The greatest draw on Asheville City Council’s agenda Tuesday was an update to the city’s Living Wage Policy. Members of council unanimously agreed to adjust the living wage up to $11.85/hr without health insurance and $10.35 with. Living wages had been $11.35 and $9.85 per hour. Council also removed the $200,000 contract cap that had limited the city’s control over living wages. Administrative Services Director Brenda Mills explained the city could only impose its living wage policy on general service contracts, because General Statutes impose other requirements for construction and procurement contracts.
Mills explained staff, assisted by Just Economics, arrived at its numbers using the Universal Living Wage Formula. It equates the 40th percentile fair market value rent for a one-bedroom apartment in the Metropolitan Statistical Area of interest to 30 percent of wages. It further assumes the wages will be earned working forty hours a week, which will be difficult to achieve with a single job under Obamacare; and 52 weeks a year, which means no unpaid leave.
Councilman Gordon Smith heralded council’s progressive vision, and compared it to his peers’ passage of same-sex-partner benefits for city employees. In so doing, members of council courageously became a model for private businesses. He hoped the private sector would follow suit with the living wage program as well.
Various executive members of Just Economics applauded council for what they considered a landmark decision. Executive Director Vicki Meath said 325 local employers now participate in their program. As a result, employees have more money to grow the local economy. She did not explain by what power the redistribution generated a net increase. Mark Hebbard, who serves as Living Wage Certification Coordinator, hand-wavily dismissed allegations that living wages compound unemployment by making it unprofitable for businesses to offer low-wage jobs as secondary household incomes or opportunities for the ADA population to contribute.
Alan Ditmore, who neither lives, votes, nor pays property taxes in the city but avidly participates in public comment opportunities nonetheless, said the city was taking the wrong approach. The problem was not wages. It was the cost of housing. Ditmore said if people are given more money, they might blow it on gasoline and pollute the air, as if they couldn’t do the same with their savings from rent. Regardless, Ditmore gave council a badly-needed lesson in basic economics: He said scarcity is driving up the price of housing. He advocated relaxing codes and regulations so people could afford to live simply and affordably if they so choose.
Earlier in the meeting, council received a report from Lindsey Simerly, chair of the city’s Affordable Housing Advisory Committee. Among other things, Simerly said the committee was pushing for inclusionary zoning. Inclusionary zoning is another name for rent controls, the same tool by which the rich and famous live on the cheap amidst their rent-gouged neighbors in New York City. Advocates claim the poor will be served if 10 to 30 percent of housing can be kept below market levels. Old-school economists, however, tend to interpret the practice as an indirect tax on developers. As human activity tends to drift toward regions of lower taxation, developers are thereby discouraged from building in inclusionary zones.

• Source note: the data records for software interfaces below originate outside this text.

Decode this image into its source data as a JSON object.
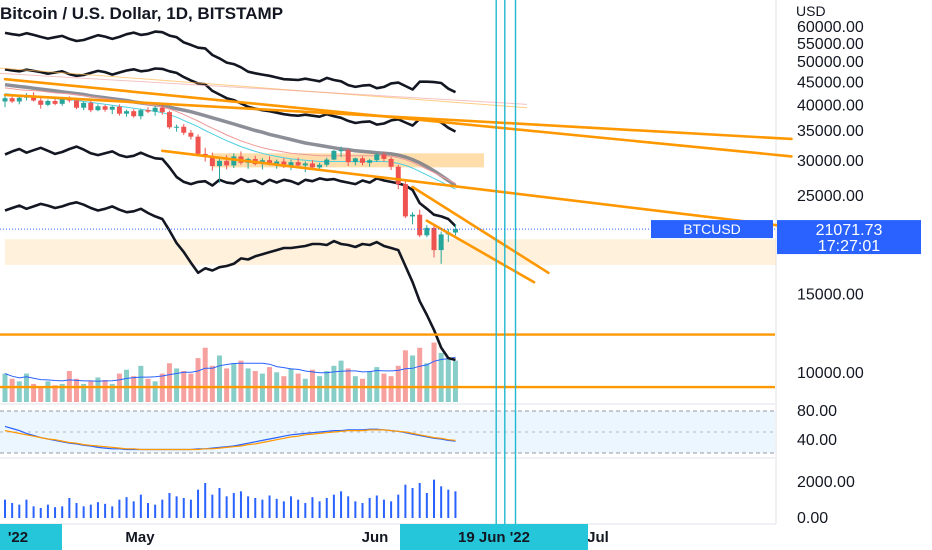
{
  "header": {
    "title": "Bitcoin / U.S. Dollar, 1D, BITSTAMP",
    "currency": "USD"
  },
  "price_tag": {
    "symbol": "BTCUSD",
    "price": "21071.73",
    "countdown": "17:27:01"
  },
  "colors": {
    "up": "#26a69a",
    "down": "#ef5350",
    "orange": "#ff9800",
    "cyan": "#22b8cf",
    "blue": "#2962ff",
    "grey": "#787b86"
  },
  "chart_data": {
    "type": "candlestick",
    "price_axis": {
      "ticks": [
        "60000.00",
        "55000.00",
        "50000.00",
        "45000.00",
        "40000.00",
        "35000.00",
        "30000.00",
        "25000.00",
        "15000.00",
        "10000.00"
      ],
      "tick_values": [
        60000,
        55000,
        50000,
        45000,
        40000,
        35000,
        30000,
        25000,
        15000,
        10000
      ]
    },
    "oscillator_axis": {
      "ticks": [
        "80.00",
        "40.00"
      ],
      "tick_values": [
        80,
        40
      ]
    },
    "volume_axis": {
      "ticks": [
        "2000.00",
        "0.00"
      ],
      "tick_values": [
        2000,
        0
      ]
    },
    "x_axis": {
      "labels": [
        "'22",
        "May",
        "Jun",
        "19 Jun '22",
        "Jul"
      ]
    },
    "candles_ohlc": [
      [
        40800,
        42200,
        39600,
        41500
      ],
      [
        41500,
        41900,
        40500,
        40800
      ],
      [
        40800,
        41800,
        40200,
        41600
      ],
      [
        41600,
        42600,
        41000,
        42100
      ],
      [
        42100,
        42800,
        40800,
        41000
      ],
      [
        41000,
        41600,
        39300,
        40100
      ],
      [
        40100,
        41200,
        39800,
        40900
      ],
      [
        40900,
        41400,
        40000,
        40300
      ],
      [
        40300,
        41800,
        39900,
        41400
      ],
      [
        41400,
        41900,
        40600,
        41000
      ],
      [
        41000,
        41300,
        39200,
        39500
      ],
      [
        39500,
        40800,
        39000,
        40500
      ],
      [
        40500,
        40900,
        38600,
        39000
      ],
      [
        39000,
        40200,
        38800,
        39800
      ],
      [
        39800,
        40100,
        38700,
        39100
      ],
      [
        39100,
        39900,
        38200,
        39700
      ],
      [
        39700,
        40200,
        37900,
        38300
      ],
      [
        38300,
        39100,
        37700,
        38800
      ],
      [
        38800,
        39200,
        37500,
        37800
      ],
      [
        37800,
        39300,
        37200,
        39000
      ],
      [
        39000,
        39600,
        38400,
        38700
      ],
      [
        38700,
        39900,
        37900,
        39500
      ],
      [
        39500,
        40100,
        38100,
        38600
      ],
      [
        38600,
        38900,
        35400,
        35700
      ],
      [
        35700,
        36200,
        34900,
        35800
      ],
      [
        35800,
        36300,
        34300,
        34700
      ],
      [
        34700,
        35200,
        33500,
        34000
      ],
      [
        34000,
        34400,
        30800,
        31100
      ],
      [
        31100,
        32100,
        29900,
        30600
      ],
      [
        30600,
        31300,
        28500,
        29200
      ],
      [
        29200,
        30300,
        26800,
        30000
      ],
      [
        30000,
        30900,
        28700,
        29300
      ],
      [
        29300,
        31200,
        28900,
        30700
      ],
      [
        30700,
        31500,
        29400,
        29700
      ],
      [
        29700,
        30500,
        28800,
        30300
      ],
      [
        30300,
        30800,
        29300,
        29500
      ],
      [
        29500,
        30400,
        28700,
        30100
      ],
      [
        30100,
        30700,
        29300,
        29400
      ],
      [
        29400,
        30200,
        28800,
        29900
      ],
      [
        29900,
        30400,
        28900,
        29100
      ],
      [
        29100,
        30200,
        28600,
        29800
      ],
      [
        29800,
        30500,
        29100,
        29300
      ],
      [
        29300,
        29900,
        28300,
        29600
      ],
      [
        29600,
        30100,
        28700,
        29000
      ],
      [
        29000,
        29700,
        28500,
        29400
      ],
      [
        29400,
        30500,
        29100,
        30200
      ],
      [
        30200,
        31700,
        30100,
        31600
      ],
      [
        31600,
        32300,
        30600,
        31700
      ],
      [
        31700,
        31900,
        29200,
        29800
      ],
      [
        29800,
        30500,
        29300,
        30400
      ],
      [
        30400,
        30700,
        29300,
        29700
      ],
      [
        29700,
        30300,
        29100,
        30100
      ],
      [
        30100,
        31200,
        29800,
        31000
      ],
      [
        31000,
        31400,
        29900,
        30300
      ],
      [
        30300,
        30600,
        28600,
        29100
      ],
      [
        29100,
        29400,
        25900,
        26600
      ],
      [
        26600,
        27200,
        22300,
        22500
      ],
      [
        22500,
        23000,
        21600,
        22700
      ],
      [
        22700,
        23300,
        20200,
        20400
      ],
      [
        20400,
        21500,
        20200,
        21200
      ],
      [
        21200,
        21400,
        18200,
        18900
      ],
      [
        18900,
        20800,
        17600,
        20500
      ],
      [
        20500,
        21100,
        19700,
        20700
      ],
      [
        20700,
        21600,
        20400,
        21071
      ]
    ],
    "band_series": {
      "upper_outer": [
        58200,
        57800,
        57500,
        58100,
        57600,
        57000,
        56500,
        56900,
        57300,
        56400,
        55800,
        56100,
        56800,
        57500,
        57100,
        56400,
        57000,
        57800,
        58300,
        57600,
        57900,
        58600,
        58400,
        57400,
        56900,
        55400,
        54700,
        53900,
        53700,
        51900,
        51000,
        49900,
        49500,
        48700,
        47600,
        47200,
        46900,
        46600,
        46200,
        45800,
        45700,
        45600,
        45900,
        45600,
        45300,
        46100,
        45600,
        45300,
        44400,
        44000,
        44300,
        44400,
        43700,
        44000,
        44800,
        45000,
        44200,
        43400,
        45200,
        45200,
        45100,
        44900,
        43600,
        42800
      ],
      "upper_inner": [
        48200,
        47900,
        47700,
        48100,
        47800,
        47500,
        47100,
        47400,
        47700,
        47000,
        46600,
        46800,
        47300,
        47800,
        47500,
        46900,
        47400,
        47900,
        48200,
        47700,
        47900,
        48400,
        48300,
        47700,
        47300,
        46300,
        45500,
        44800,
        44600,
        43100,
        42300,
        41500,
        41100,
        40400,
        39700,
        39300,
        39000,
        38800,
        38500,
        38200,
        38000,
        37900,
        38100,
        37900,
        37700,
        38200,
        37800,
        37500,
        36900,
        36500,
        36700,
        36800,
        36200,
        36400,
        37000,
        37200,
        36600,
        36000,
        37300,
        37200,
        37100,
        36600,
        35600,
        34900
      ],
      "lower_inner": [
        31000,
        31500,
        31900,
        31300,
        31700,
        32100,
        31600,
        31100,
        31400,
        31900,
        32300,
        31800,
        31200,
        30900,
        31200,
        31500,
        30900,
        30600,
        30800,
        31300,
        30800,
        30400,
        30300,
        29000,
        27600,
        26900,
        26600,
        26900,
        27000,
        26400,
        27200,
        26800,
        26700,
        27300,
        26900,
        27100,
        26600,
        27200,
        26800,
        27200,
        27000,
        26600,
        27200,
        27000,
        27400,
        27200,
        27300,
        27000,
        26800,
        26600,
        27100,
        26800,
        27400,
        27100,
        26900,
        26700,
        26400,
        25800,
        24100,
        23400,
        22700,
        22500,
        22200,
        21400
      ],
      "lower_outer": [
        23200,
        23500,
        23800,
        23400,
        23700,
        24000,
        23800,
        23500,
        23700,
        24000,
        24200,
        23900,
        23500,
        23200,
        23400,
        23700,
        23300,
        23000,
        23100,
        23400,
        22900,
        22500,
        22200,
        20900,
        19600,
        18700,
        17700,
        16800,
        17200,
        17000,
        17300,
        17400,
        17600,
        18100,
        18000,
        18300,
        18500,
        18700,
        18900,
        19100,
        19100,
        19200,
        19300,
        19500,
        19500,
        19400,
        19800,
        19500,
        19400,
        19200,
        19500,
        19400,
        19700,
        19300,
        19100,
        18900,
        17400,
        16000,
        14500,
        13500,
        12500,
        11400,
        10800,
        10700
      ]
    },
    "moving_averages": {
      "ma_grey": [
        44500,
        44300,
        44100,
        43900,
        43700,
        43500,
        43300,
        43100,
        42900,
        42700,
        42500,
        42300,
        42000,
        41800,
        41600,
        41400,
        41200,
        41000,
        40700,
        40500,
        40300,
        40100,
        39900,
        39600,
        39300,
        39000,
        38700,
        38300,
        37900,
        37500,
        37100,
        36700,
        36300,
        35900,
        35500,
        35100,
        34800,
        34400,
        34100,
        33800,
        33500,
        33200,
        32900,
        32700,
        32500,
        32300,
        32100,
        31900,
        31800,
        31600,
        31500,
        31400,
        31300,
        31200,
        31100,
        30900,
        30600,
        30200,
        29700,
        29100,
        28500,
        27800,
        27100,
        26400
      ],
      "ma_thin": [
        42500,
        42300,
        42100,
        42000,
        41900,
        41800,
        41600,
        41400,
        41300,
        41200,
        41000,
        40800,
        40600,
        40400,
        40200,
        40000,
        39800,
        39600,
        39400,
        39200,
        39000,
        38800,
        38500,
        38100,
        37600,
        37000,
        36400,
        35800,
        35100,
        34500,
        33900,
        33300,
        32800,
        32300,
        31900,
        31500,
        31200,
        30900,
        30700,
        30500,
        30300,
        30200,
        30100,
        30000,
        29900,
        29900,
        29900,
        29900,
        29900,
        29900,
        29900,
        29900,
        29900,
        29900,
        29800,
        29600,
        29300,
        28900,
        28400,
        27900,
        27400,
        26900,
        26400,
        25900
      ]
    },
    "trendlines": [
      {
        "from": [
          0,
          45800
        ],
        "to": [
          110,
          30700
        ]
      },
      {
        "from": [
          0,
          42200
        ],
        "to": [
          110,
          33600
        ]
      },
      {
        "from": [
          22,
          31600
        ],
        "to": [
          110,
          21300
        ]
      },
      {
        "from": [
          57,
          26200
        ],
        "to": [
          76,
          16800
        ]
      },
      {
        "from": [
          59,
          22000
        ],
        "to": [
          74,
          16000
        ]
      }
    ],
    "horizontal_levels": [
      12200,
      9300
    ],
    "zones": [
      {
        "from_index": 29,
        "to_index": 67,
        "low": 29000,
        "high": 31200
      },
      {
        "from_index": 0,
        "to_index": 110,
        "low": 17500,
        "high": 20000
      }
    ],
    "markers": [
      {
        "index": 60,
        "label": "19 Jun '22"
      }
    ],
    "volume": [
      1100,
      900,
      800,
      1100,
      700,
      600,
      800,
      650,
      700,
      1200,
      900,
      700,
      800,
      950,
      850,
      700,
      1100,
      1250,
      1000,
      1400,
      900,
      800,
      1100,
      1500,
      1300,
      1200,
      1100,
      1700,
      2100,
      1400,
      1800,
      1300,
      1500,
      1600,
      1300,
      1200,
      1100,
      1350,
      1150,
      1000,
      1300,
      1100,
      900,
      1250,
      1000,
      1200,
      1400,
      1600,
      1300,
      1000,
      900,
      1200,
      1350,
      1100,
      1000,
      1400,
      2000,
      1800,
      2100,
      1500,
      2300,
      1900,
      1700,
      1600
    ],
    "oscillator": {
      "stoch_k": [
        58,
        55,
        52,
        48,
        45,
        42,
        40,
        38,
        36,
        34,
        33,
        31,
        30,
        28,
        27,
        26,
        26,
        25,
        25,
        25,
        25,
        25,
        25,
        25,
        25,
        25,
        25,
        26,
        26,
        27,
        28,
        29,
        30,
        32,
        34,
        36,
        38,
        40,
        42,
        44,
        46,
        47,
        48,
        49,
        50,
        51,
        52,
        52,
        53,
        53,
        53,
        54,
        54,
        53,
        52,
        51,
        49,
        47,
        45,
        43,
        41,
        40,
        38,
        37
      ],
      "stoch_d": [
        52,
        50,
        48,
        46,
        44,
        42,
        40,
        39,
        37,
        35,
        34,
        32,
        31,
        30,
        29,
        28,
        27,
        26,
        26,
        25,
        25,
        25,
        25,
        25,
        25,
        25,
        25,
        25,
        26,
        26,
        27,
        28,
        29,
        30,
        32,
        33,
        35,
        37,
        39,
        41,
        43,
        44,
        46,
        47,
        48,
        49,
        50,
        51,
        52,
        52,
        52,
        53,
        53,
        53,
        52,
        51,
        50,
        48,
        46,
        44,
        42,
        41,
        39,
        38
      ]
    }
  }
}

Simerly said another priority of the committee was to advocate for LGBT community rights. The state allows landlords to evict tenants purely on the basis of their gender preference, orientation, identification, or whatever the going noun is. Simerly said the committee had proposed a local ordinance, which had been approved by the city’s Housing and Community Development Committee, and would be coming before council. Mayor Terry Bellamy said HUD has already defined those Simerly mentioned as protected classes for beneficiaries of all its programs, and federal law trumps state legislation. Bellamy then recommended organizations with which the advisory committee might like to partner.
In another attempt to address poverty in the region, council considered discounting what the city charges for its summer camps. Enrollment was reportedly down, but this year’s initial count was being compared to last year’s full count. The matter came before council because kids had been given discounts, but Parks, Recreation, and Cultural Arts Director Roderick Simmons said there was no official authorization in any ordinances or fee schedules.
Currently, summer camp, which is provided for the poorest of the poor, costs $105 per week for the first child. Council eventually decided to follow staff’s suggestion to offer discounts based on the public schools’ free and reduced lunch program records. That would control administrative costs for processing income tests. Scholarships may be offered next year, but this year, kids that qualify for free lunch will pay only $10 a week for summer camp; those qualifying for reduced lunch rates will pay $20. Councilman Marc Hunt suggested those numbers. Mayor Bellamy wanted staff to pull together income data for households whose children qualify for the discounts because she said council wouldn’t believe how incredibly poor the families are. Almost half of city school children qualify for one program or the other.
In Other Matters – Council bid farewell to Bob Oast, who has served as city attorney since 1996. Oast accepted an invitation to teach in the Planning Section of the Knowlton School of Architecture at Ohio State University. The mayor thanked him for working long hours, defending the city with commitment, and going the extra mile to make things work.